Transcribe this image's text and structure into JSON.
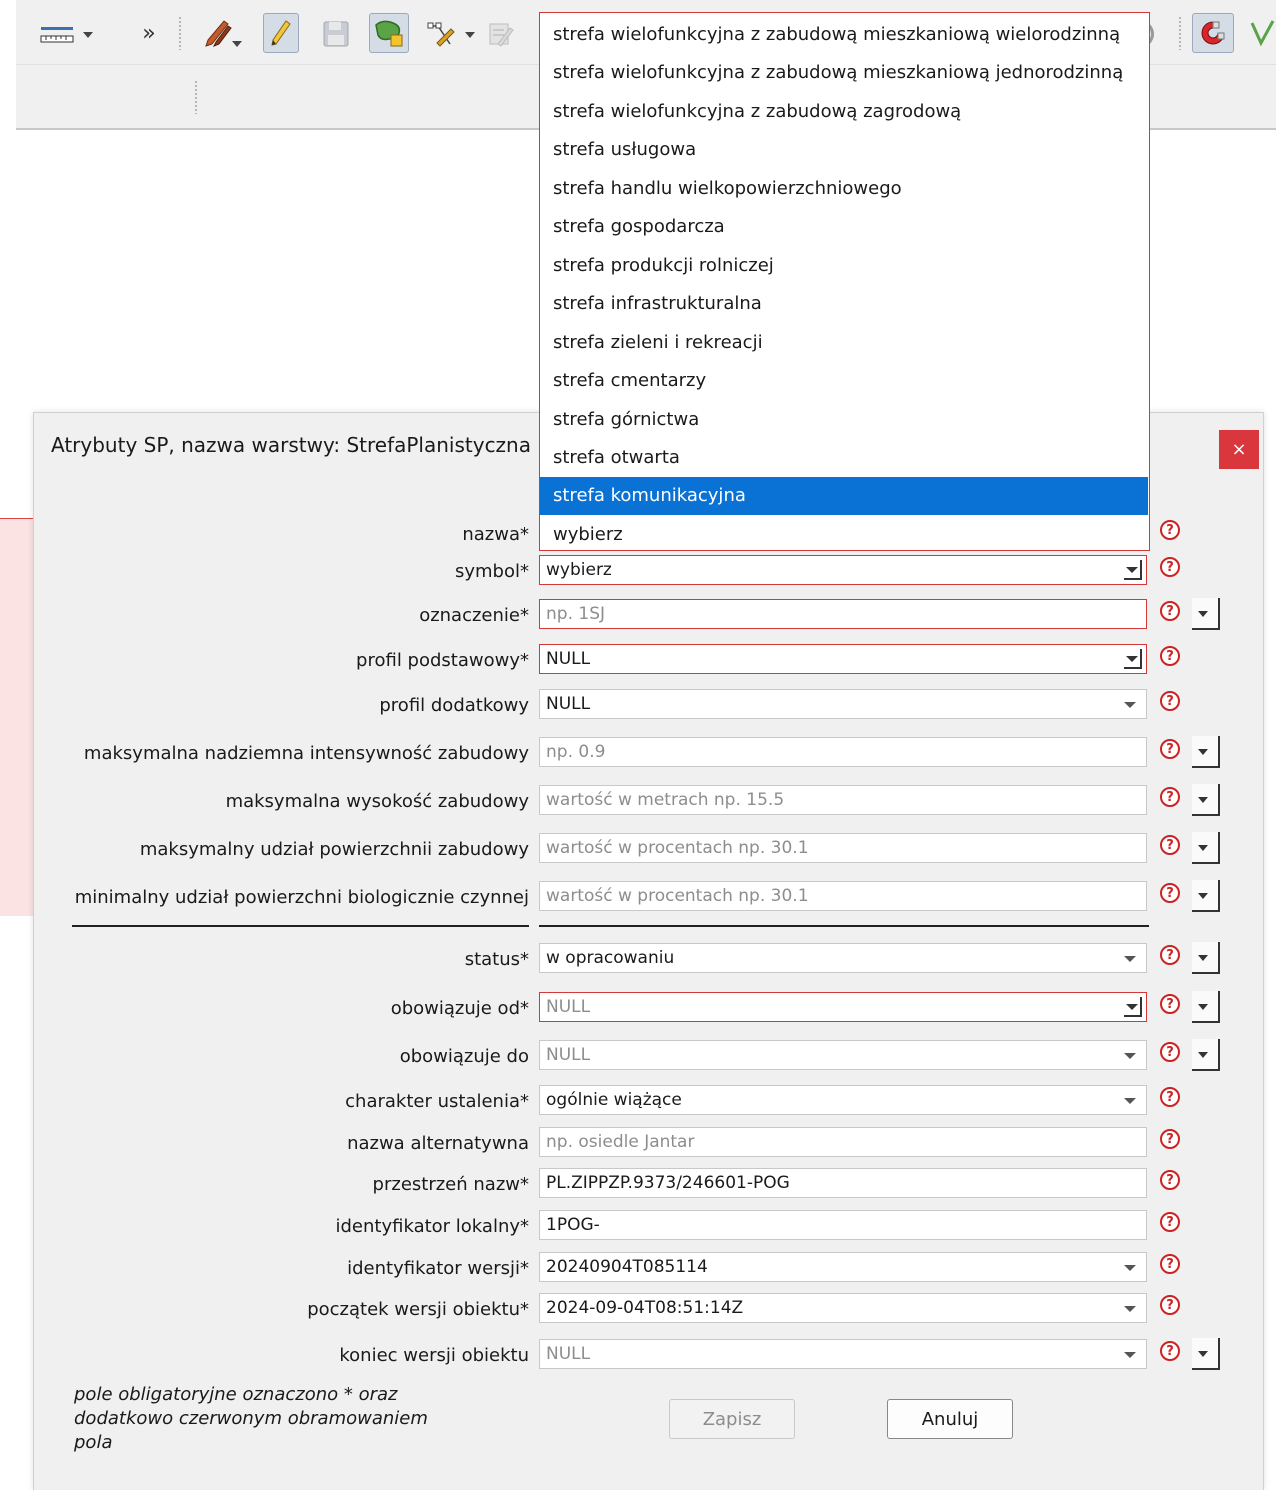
{
  "toolbar": {
    "icons": [
      "measure-icon",
      "overflow-chevrons-icon",
      "digitize-pencils-icon",
      "toggle-editing-icon",
      "save-edits-icon",
      "add-polygon-icon",
      "vertex-tool-icon",
      "attribute-edit-icon",
      "magnet-snapping-icon"
    ],
    "overflow": "»"
  },
  "dialog": {
    "title": "Atrybuty SP, nazwa warstwy: StrefaPlanistyczna",
    "close": "×",
    "help": "?",
    "rows": [
      {
        "label": "nazwa*",
        "value": ""
      },
      {
        "label": "symbol*",
        "value": "wybierz"
      },
      {
        "label": "oznaczenie*",
        "placeholder": "np. 1SJ"
      },
      {
        "label": "profil podstawowy*",
        "value": "NULL"
      },
      {
        "label": "profil dodatkowy",
        "value": "NULL"
      },
      {
        "label": "maksymalna nadziemna intensywność zabudowy",
        "placeholder": "np. 0.9"
      },
      {
        "label": "maksymalna wysokość zabudowy",
        "placeholder": "wartość w metrach np. 15.5"
      },
      {
        "label": "maksymalny udział powierzchnii zabudowy",
        "placeholder": "wartość w procentach np. 30.1"
      },
      {
        "label": "minimalny udział powierzchni biologicznie czynnej",
        "placeholder": "wartość w procentach np. 30.1"
      },
      {
        "label": "status*",
        "value": "w opracowaniu"
      },
      {
        "label": "obowiązuje od*",
        "value": "NULL"
      },
      {
        "label": "obowiązuje do",
        "value": "NULL"
      },
      {
        "label": "charakter ustalenia*",
        "value": "ogólnie wiążące"
      },
      {
        "label": "nazwa alternatywna",
        "placeholder": "np. osiedle Jantar"
      },
      {
        "label": "przestrzeń nazw*",
        "value": "PL.ZIPPZP.9373/246601-POG"
      },
      {
        "label": "identyfikator lokalny*",
        "value": "1POG-"
      },
      {
        "label": "identyfikator wersji*",
        "value": "20240904T085114"
      },
      {
        "label": "początek wersji obiektu*",
        "value": "2024-09-04T08:51:14Z"
      },
      {
        "label": "koniec wersji obiektu",
        "value": "NULL"
      }
    ],
    "footnote": "pole obligatoryjne oznaczono * oraz dodatkowo czerwonym obramowaniem pola",
    "save_label": "Zapisz",
    "cancel_label": "Anuluj"
  },
  "dropdown": {
    "options": [
      "strefa wielofunkcyjna z zabudową mieszkaniową wielorodzinną",
      "strefa wielofunkcyjna z zabudową mieszkaniową jednorodzinną",
      "strefa wielofunkcyjna z zabudową zagrodową",
      "strefa usługowa",
      "strefa handlu wielkopowierzchniowego",
      "strefa gospodarcza",
      "strefa produkcji rolniczej",
      "strefa infrastrukturalna",
      "strefa zieleni i rekreacji",
      "strefa cmentarzy",
      "strefa górnictwa",
      "strefa otwarta",
      "strefa komunikacyjna",
      "wybierz"
    ],
    "selected": "strefa komunikacyjna"
  },
  "colors": {
    "required_border": "#d43838",
    "selection": "#0a72d4",
    "close_button": "#d9363e",
    "help_icon": "#cc2222"
  }
}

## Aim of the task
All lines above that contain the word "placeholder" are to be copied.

## Exercise output
        "placeholder": "np. 1SJ"
        "placeholder": "np. 0.9"
        "placeholder": "wartość w metrach np. 15.5"
        "placeholder": "wartość w procentach np. 30.1"
        "placeholder": "wartość w procentach np. 30.1"
        "placeholder": "np. osiedle Jantar"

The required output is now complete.